*** Opening of Supplied data ***
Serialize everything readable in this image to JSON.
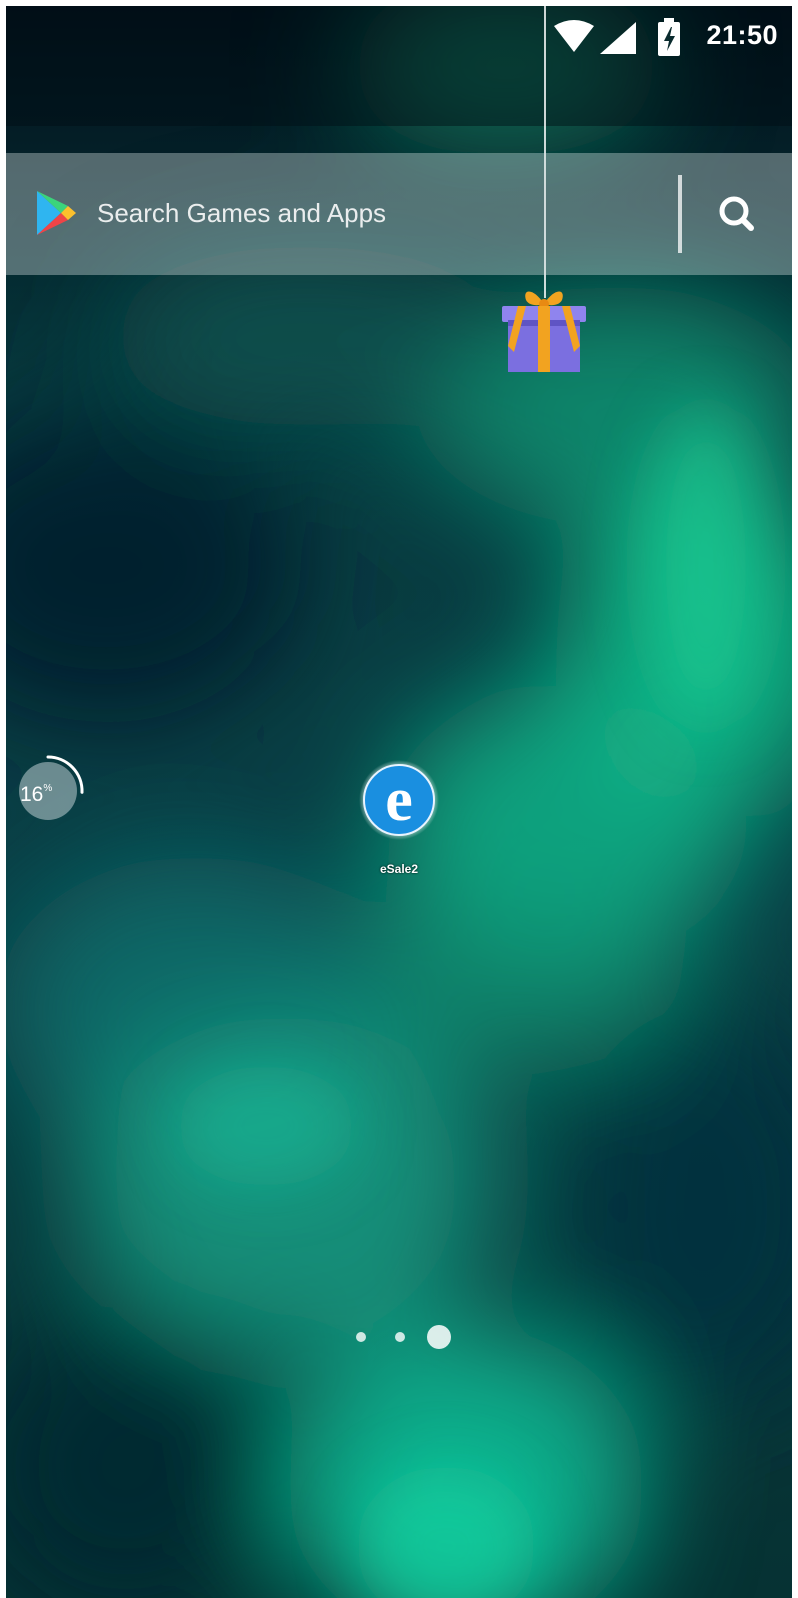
{
  "status_bar": {
    "time": "21:50",
    "icons": [
      "wifi-icon",
      "cell-signal-icon",
      "battery-charging-icon"
    ]
  },
  "search_bar": {
    "placeholder": "Search Games and Apps",
    "logo": "play-store-icon",
    "action_icon": "search-icon"
  },
  "gift": {
    "icon": "gift-icon"
  },
  "memory_widget": {
    "value": "16",
    "unit": "%",
    "level": 0.16
  },
  "apps": [
    {
      "label": "eSale2",
      "icon": "esale-app-icon"
    }
  ],
  "page_indicator": {
    "pages": 3,
    "current": 3
  },
  "colors": {
    "icon_blue": "#1a8fe0",
    "gift_purple": "#7b6fe0",
    "gift_orange": "#f2a320",
    "aurora_green": "#12c795"
  }
}
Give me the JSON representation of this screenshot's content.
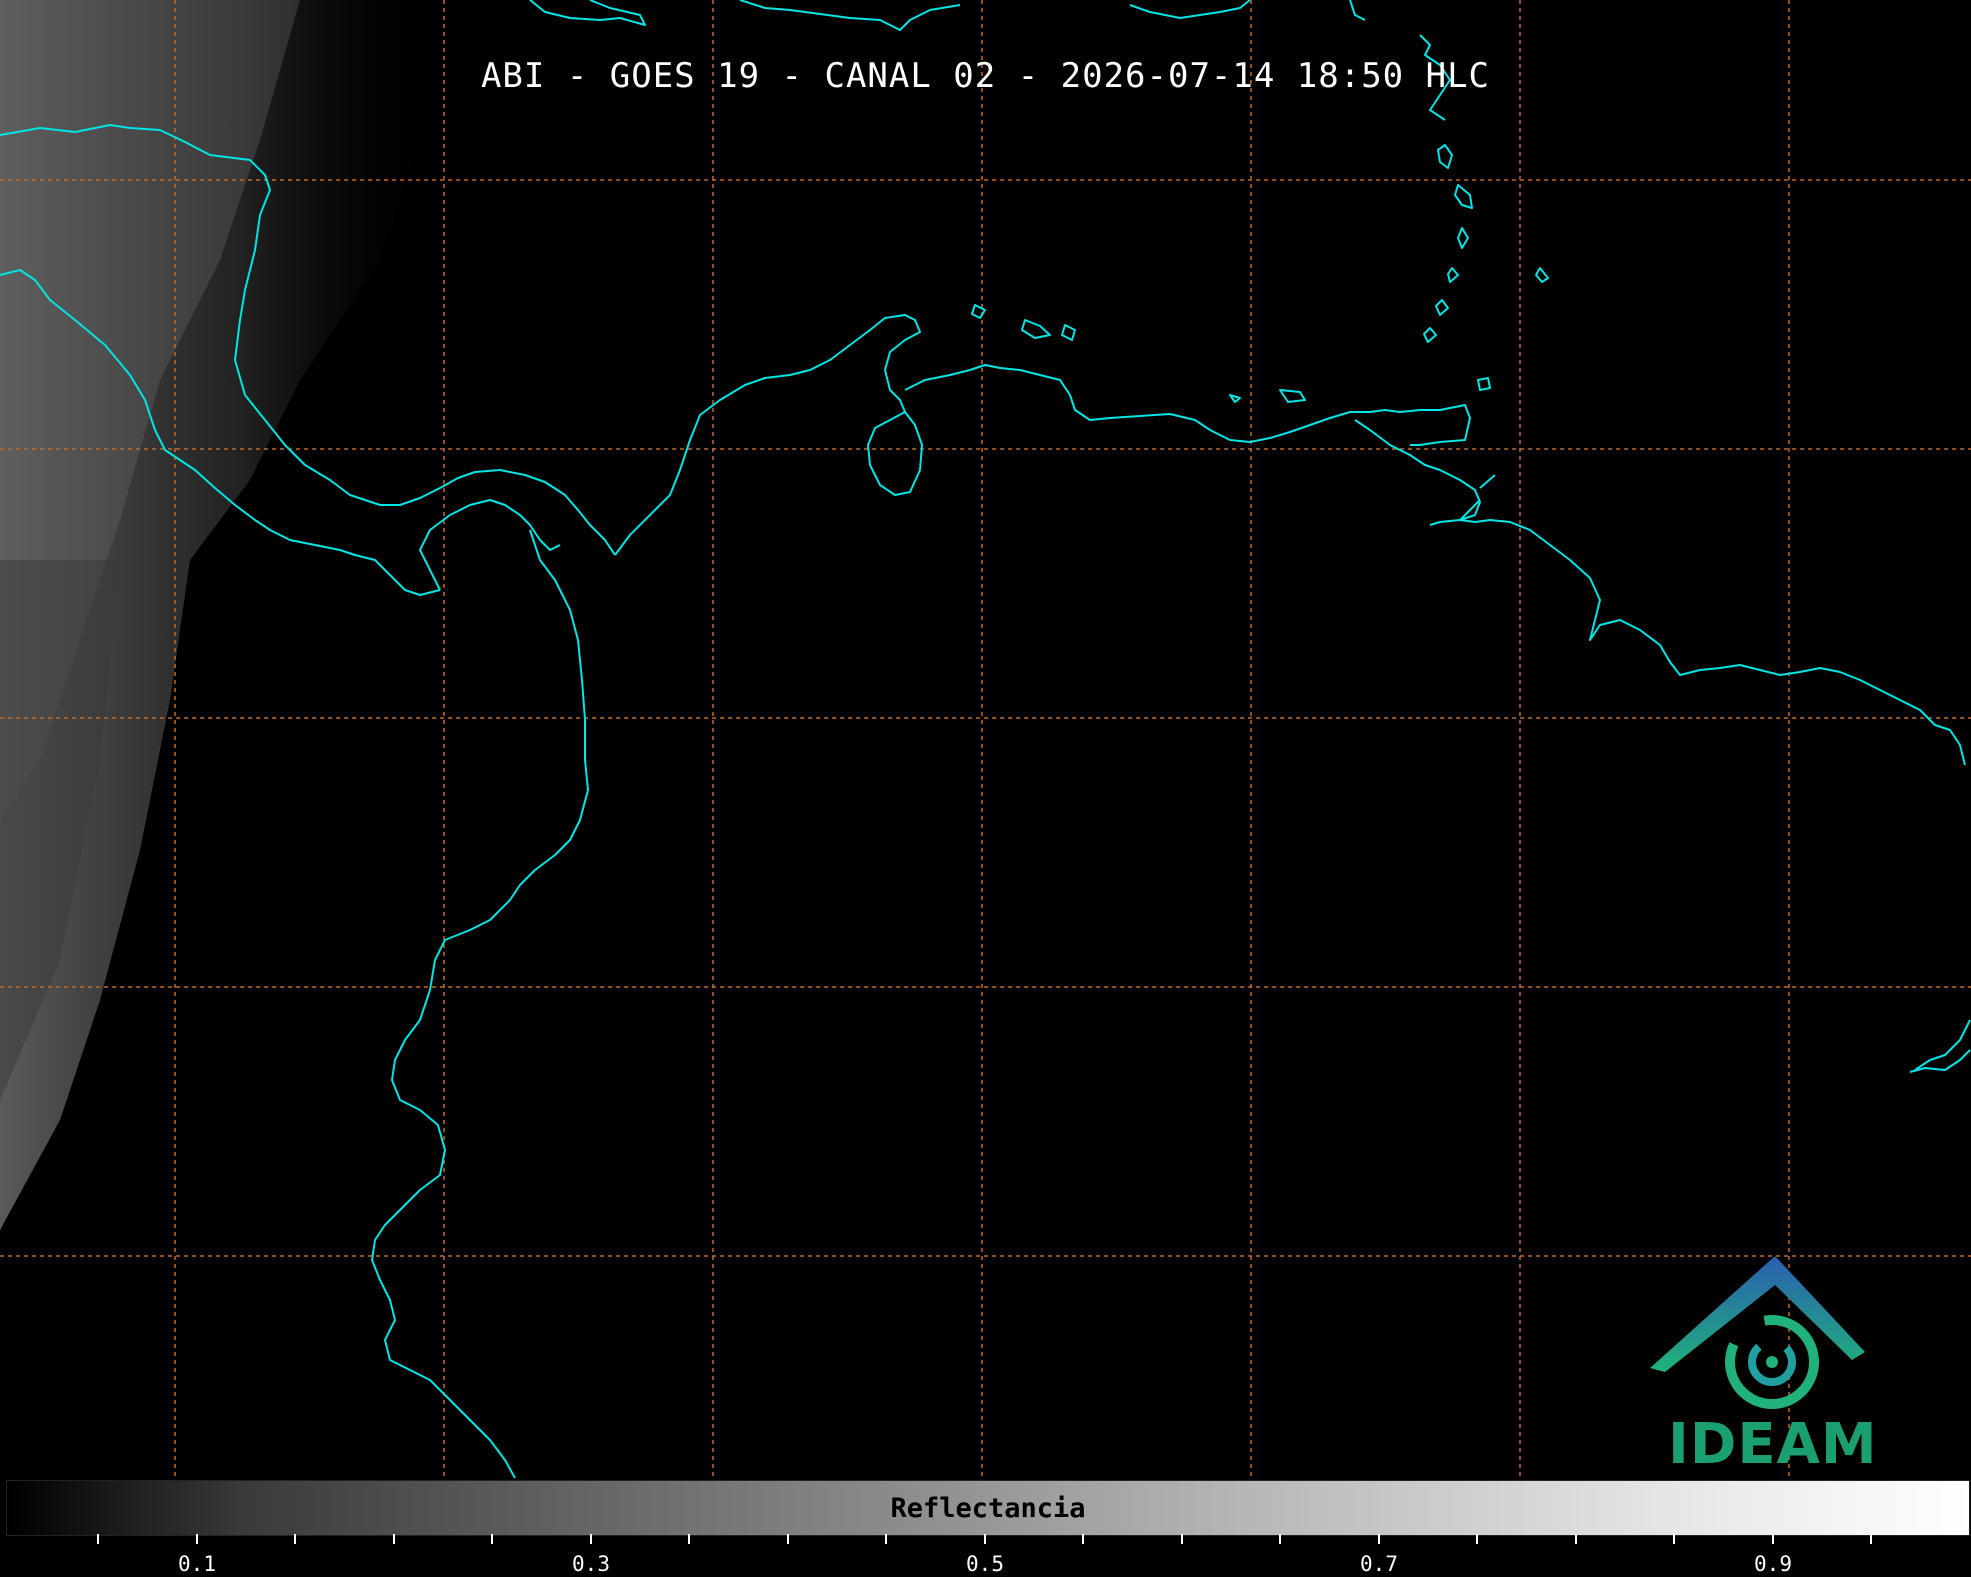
{
  "title": "ABI - GOES 19 - CANAL 02 - 2026-07-14 18:50 HLC",
  "colorbar": {
    "label": "Reflectancia",
    "ticks": [
      "0.1",
      "0.3",
      "0.5",
      "0.7",
      "0.9"
    ]
  },
  "logo": {
    "text": "IDEAM"
  },
  "colors": {
    "coastline": "#00e5e5",
    "grid": "#c06a2a",
    "background": "#000000"
  }
}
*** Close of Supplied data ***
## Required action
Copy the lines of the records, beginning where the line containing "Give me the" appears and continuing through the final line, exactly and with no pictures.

## Written solution
Give me the JSON representation of this screenshot's content.
{
  "title": "ABI - GOES 19 - CANAL 02 - 2026-07-14 18:50 HLC",
  "colorbar": {
    "label": "Reflectancia",
    "ticks": [
      "0.1",
      "0.3",
      "0.5",
      "0.7",
      "0.9"
    ]
  },
  "logo": {
    "text": "IDEAM"
  },
  "colors": {
    "coastline": "#00e5e5",
    "grid": "#c06a2a",
    "background": "#000000"
  }
}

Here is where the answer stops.